To paraphrase Thomas Jefferson, these are some of the truths that have come to be self-evident for me. They have evolved over the years, based on my experience of therapy, routine evaluation of practice, and a developing interest in what research shows works in therapy:
- We thrive when we live in the world as we find it, not as we wish it to be. This means that whatever setting we practice in, we control what is in our gift and we influence where we can. The rest, we find a way of accommodating. If we can’t, it means we’re in the wrong place.
- If you struggle with research and numbers, start from a place of exploring their relevance to your practice. If you can see how they might make a practical difference to your work, it’s a lot less painful!
- Ultimately, there are no conflicts between interests of therapy clients, purchasers, practitioners and service providers in terms of what we want for clients. That is, effective and efficient services.
- We can measure many aspects of the change that occurs in therapy. Not perfectly and not completely, but well enough.
- In terms of its overall impact, therapy is effective. As practitioners, however, we are not all equally effective. In common with most professions, we tend to over-estimate our own effectiveness.
- Research, when we engage with it, has much to teach us about being better therapists.
- Most clients that drop out of therapy, do so in the early stages. Research shows we can struggle to identify which clients are at risk of a poor outcome. The strength of the working alliance early on is a key indicator of client engagement and the likelihood of a good outcome.
- With conscious and deliberate effort, we can improve our levels of clients’ engagement, and their outcomes. We need to know where we are starting from, however. We need our own baseline.
- Measures of outcome and alliance are not the invention of the devil, but simply another means by which we can elicit feedback from the client about how our work together is progressing.
- Commissioners and service managers should focus less on the process of therapy, and more on the outcome. The mantra might be ‘Show me your outcomes. As long as it’s ethical, I don’t mind how you achieve them’.
- Therapy is over-proscribed, and often over-measured because we don’t understand what is important. The two most important indicators in therapy are the proportion of clients that reach a planned ending, and therapy’s demonstrable impact on their lives. The rest is icing on the cake.
- We should not tie therapists’ hands but leave them freedom to be creative, even if they choose to adhere tightly to a manualised therapy. There is a sense of safety in proscribing how therapy should be delivered, and in manualisation, but the safety is illusory and does not ultimately serve clients.

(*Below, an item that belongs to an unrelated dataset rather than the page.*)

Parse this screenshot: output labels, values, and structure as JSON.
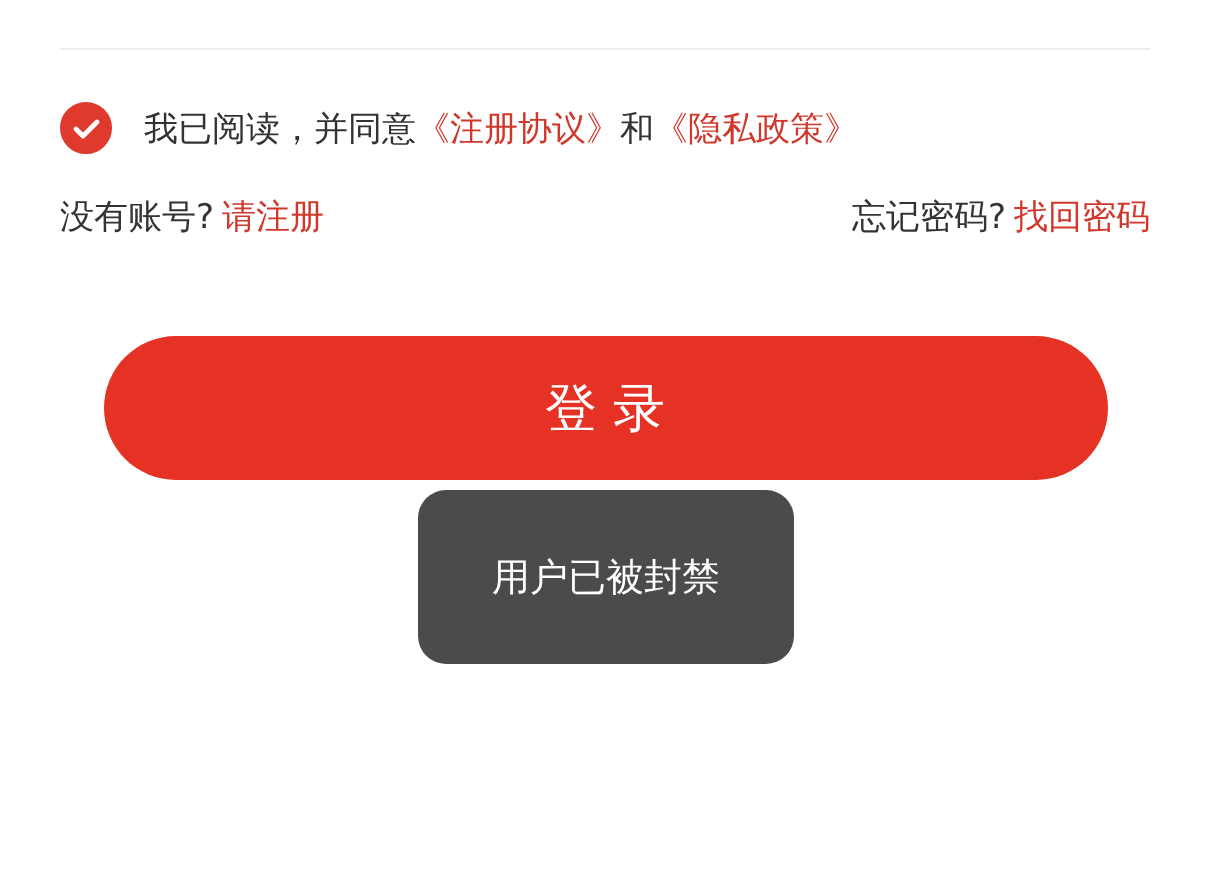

- We are always accountable to someone, even in private practice.
These are my truths. Contained in them are elements of both left and right brain. Whether or not you agree with me on any or all of them, I’d be delighted to hear yours.
I leave you with the words of Jerome Frank, writing in his book Persuasion and Healing [i], from 1991.
“My position is not that technique is irrelevant to outcome. Rather, I maintain that…… the success of all techniques depends on the patient’s sense of alliance with an actual or symbolic healer. This position implies that ideally therapists should select for each patient the therapy that accords, or can be brought to accord, with the patient’s personal characteristics and view of the problem. Also implied is that therapists should seek to learn as many approaches as they find congenial and convincing. Creating a good therapeutic match may involve both educating the patient about the therapist’s conceptual scheme and, if necessary, modifying the scheme to take into account the concepts the patient brings to therapy.”
[i] Frank J.D., Frank J. 1991. Persuasion and Healing: a Comparative Study of Psychotherapy. John Hopkins University Press, Baltimore